Next to the witness stand was Ms. Robin Szeliga who was appointed by Mr. Nacchio as CFO of Qwest, despite admitting that Mr. Nacchio at one point viewed her as too inexperienced for the postion. Her testimony surrounded the time frame prior to her appointment as CFO when she was part of the planning team creating Qwest’s 5-year plan for the merger between USWest and Qwest in 2000-2001. During that period she reported to the CFO, Robert Woodruff.

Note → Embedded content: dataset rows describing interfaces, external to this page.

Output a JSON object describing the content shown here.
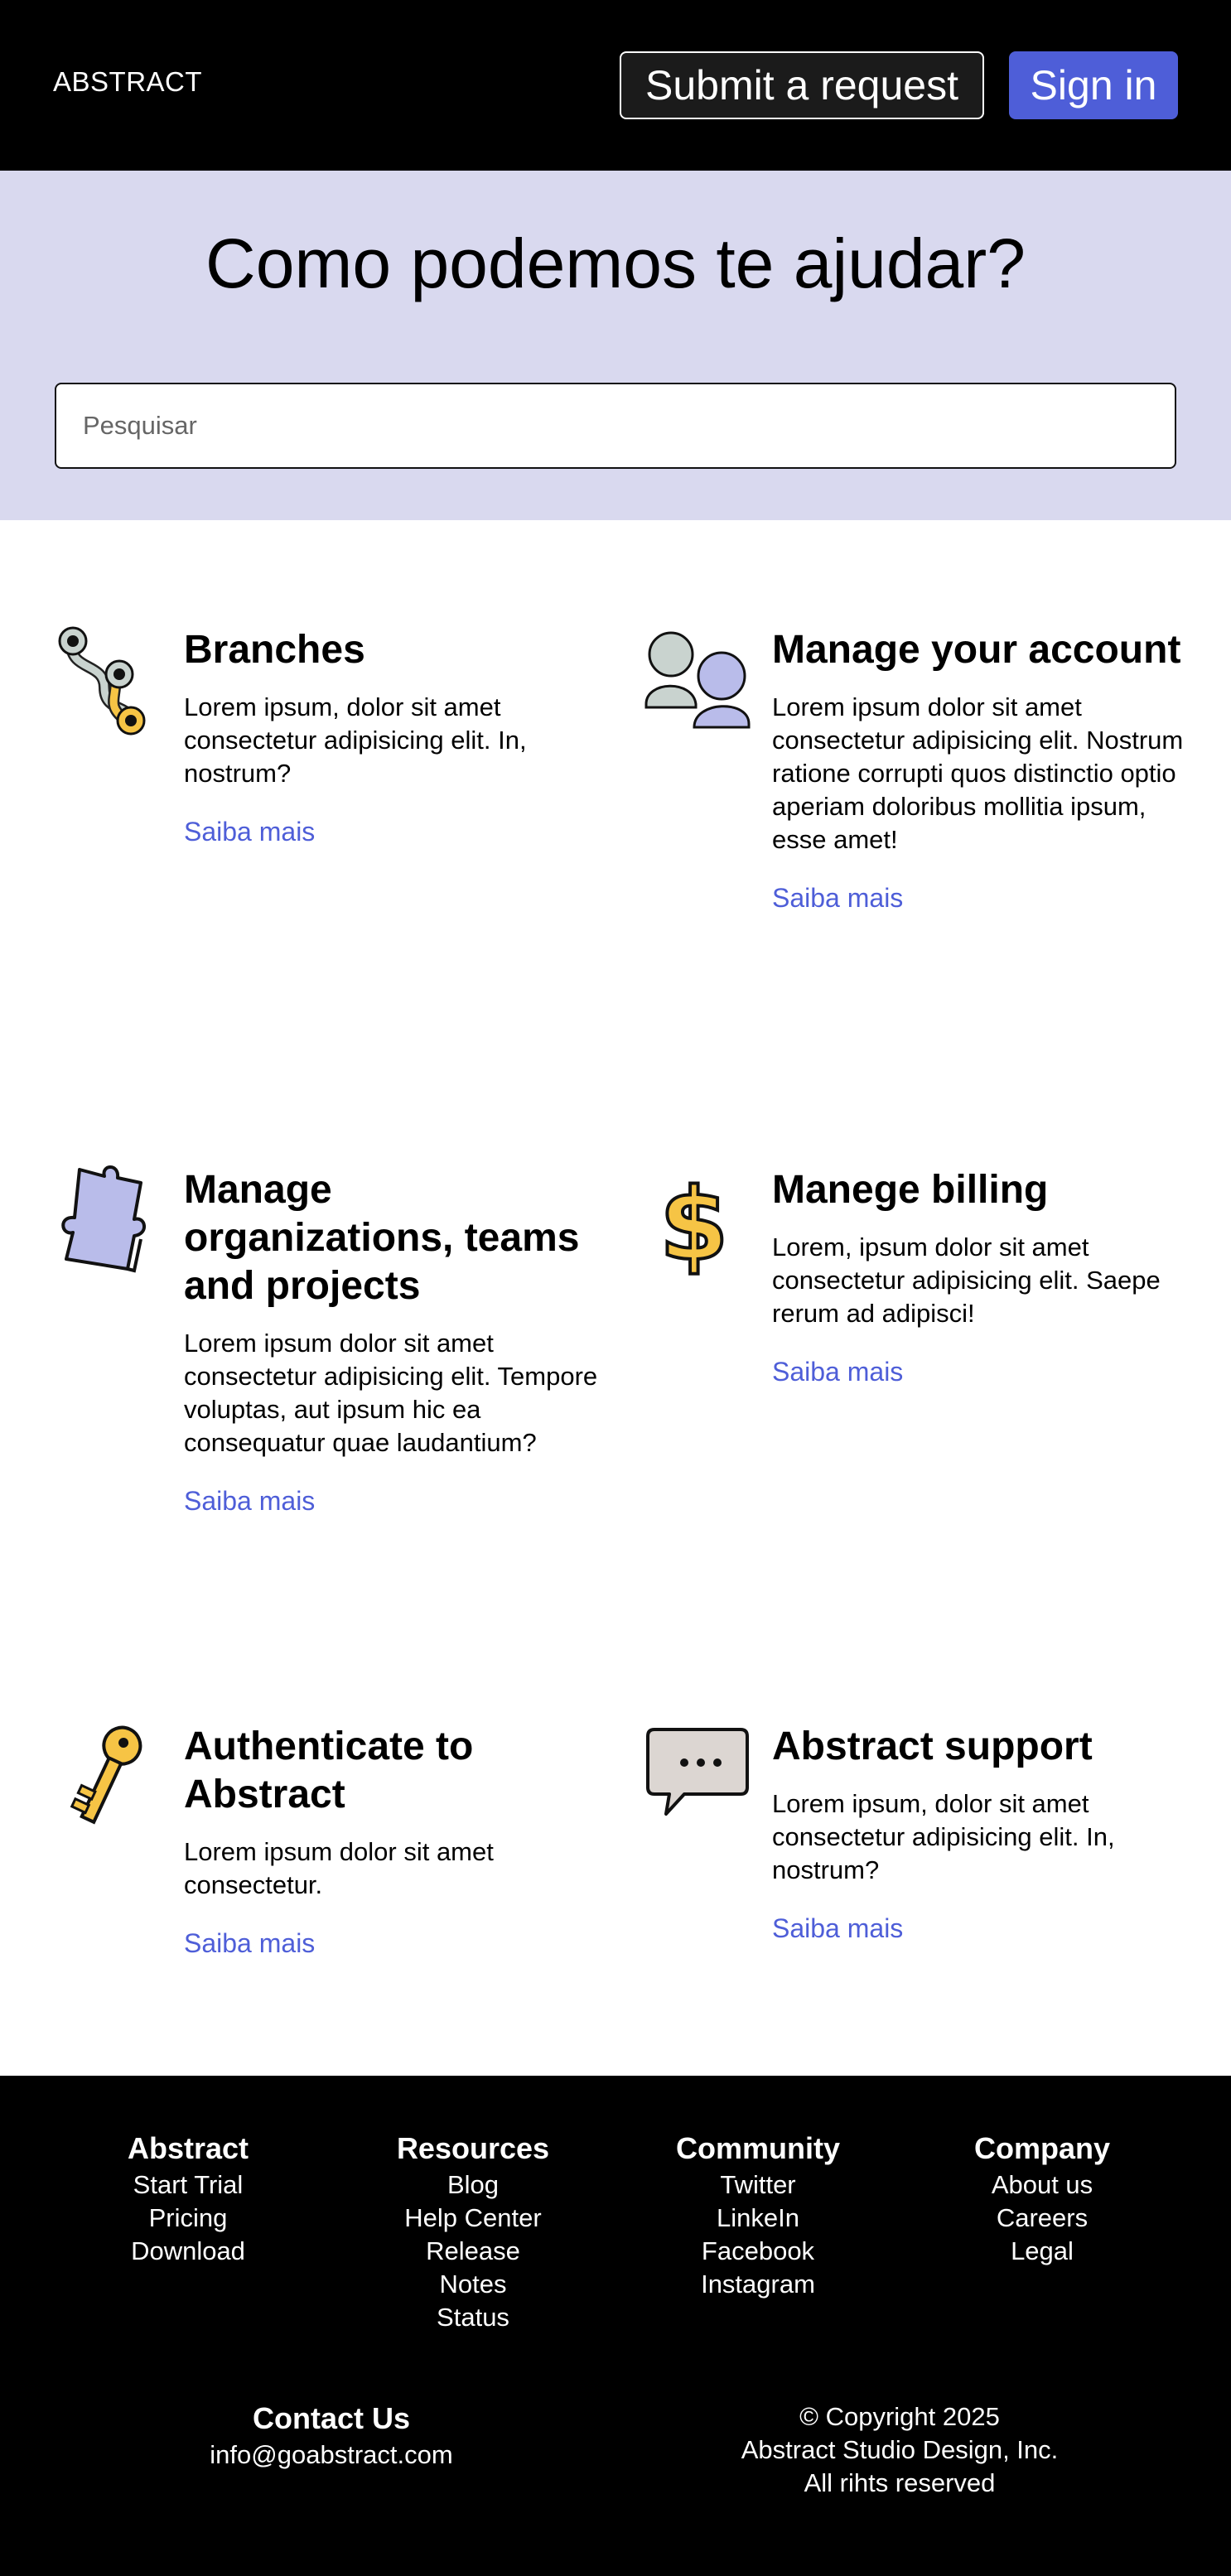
{
  "header": {
    "logo": "ABSTRACT",
    "submit_label": "Submit a request",
    "signin_label": "Sign in"
  },
  "hero": {
    "title": "Como podemos te ajudar?",
    "search_placeholder": "Pesquisar"
  },
  "cards": [
    {
      "title": "Branches",
      "text": "Lorem ipsum, dolor sit amet consectetur adipisicing elit. In, nostrum?",
      "link": "Saiba mais",
      "icon": "branches-icon"
    },
    {
      "title": "Manage your account",
      "text": "Lorem ipsum dolor sit amet consectetur adipisicing elit. Nostrum ratione corrupti quos distinctio optio aperiam doloribus mollitia ipsum, esse amet!",
      "link": "Saiba mais",
      "icon": "users-icon"
    },
    {
      "title": "Manage organizations, teams and projects",
      "text": "Lorem ipsum dolor sit amet consectetur adipisicing elit. Tempore voluptas, aut ipsum hic ea consequatur quae laudantium?",
      "link": "Saiba mais",
      "icon": "puzzle-icon"
    },
    {
      "title": "Manege billing",
      "text": "Lorem, ipsum dolor sit amet consectetur adipisicing elit. Saepe rerum ad adipisci!",
      "link": "Saiba mais",
      "icon": "dollar-icon"
    },
    {
      "title": "Authenticate to Abstract",
      "text": "Lorem ipsum dolor sit amet consectetur.",
      "link": "Saiba mais",
      "icon": "key-icon"
    },
    {
      "title": "Abstract support",
      "text": "Lorem ipsum, dolor sit amet consectetur adipisicing elit. In, nostrum?",
      "link": "Saiba mais",
      "icon": "chat-bubble-icon"
    }
  ],
  "footer": {
    "columns": [
      {
        "title": "Abstract",
        "links": [
          "Start Trial",
          "Pricing",
          "Download"
        ]
      },
      {
        "title": "Resources",
        "links": [
          "Blog",
          "Help Center",
          "Release",
          "Notes",
          "Status"
        ]
      },
      {
        "title": "Community",
        "links": [
          "Twitter",
          "LinkeIn",
          "Facebook",
          "Instagram"
        ]
      },
      {
        "title": "Company",
        "links": [
          "About us",
          "Careers",
          "Legal"
        ]
      }
    ],
    "contact_title": "Contact Us",
    "contact_email": "info@goabstract.com",
    "copyright": [
      "© Copyright 2025",
      "Abstract Studio Design, Inc.",
      "All rihts reserved"
    ]
  },
  "colors": {
    "accent": "#4e5ed8",
    "hero_bg": "#d9d9ef",
    "header_bg": "#000000",
    "icon_yellow": "#f6c445",
    "icon_lavender": "#b9bcea",
    "icon_gray": "#c9d3cf"
  }
}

The prosecution used her testimony to introduce some video clips to Qwest employees where Mr. Nacchio repeated the substantial importance of meeting Qwest's numbers to the "Street." One topic of considerable importance was Szeliga's testimony of Qwest's internal budgeting process, particularly 2001. As part of the process Mr. Nacchio met with the heads of the principle business units in October 2000 to discuss their internal budget numbers. Szeligia testified, that during these meetings, the heads of some individual business units expressed concerns that they would be unable to meet their budgeted targets. Ultimately, most submitted budgets that purported to meet these targets but continued to express concern about doing so. Also, an internal memo from an official within Ms. Szeliga's office stated that the budget contained a billion dollars of "risk," amounts that the business units might not be able to meet. Ms. Szeliga further testified that Mr. Nacchio was told the contents of this memo in mid to late December 2000, or early January 2001.
The government is apparently trying to show that Mr. Nacchio knew in late 2000 or early 2001 that there was uncertainty about meeting Qwests internal numbers and, ultimately, uncertainty about Qwest meeting the numbers given to the street.
Mrs. Szeligia will be back on the stand following the lunch at 1:10pm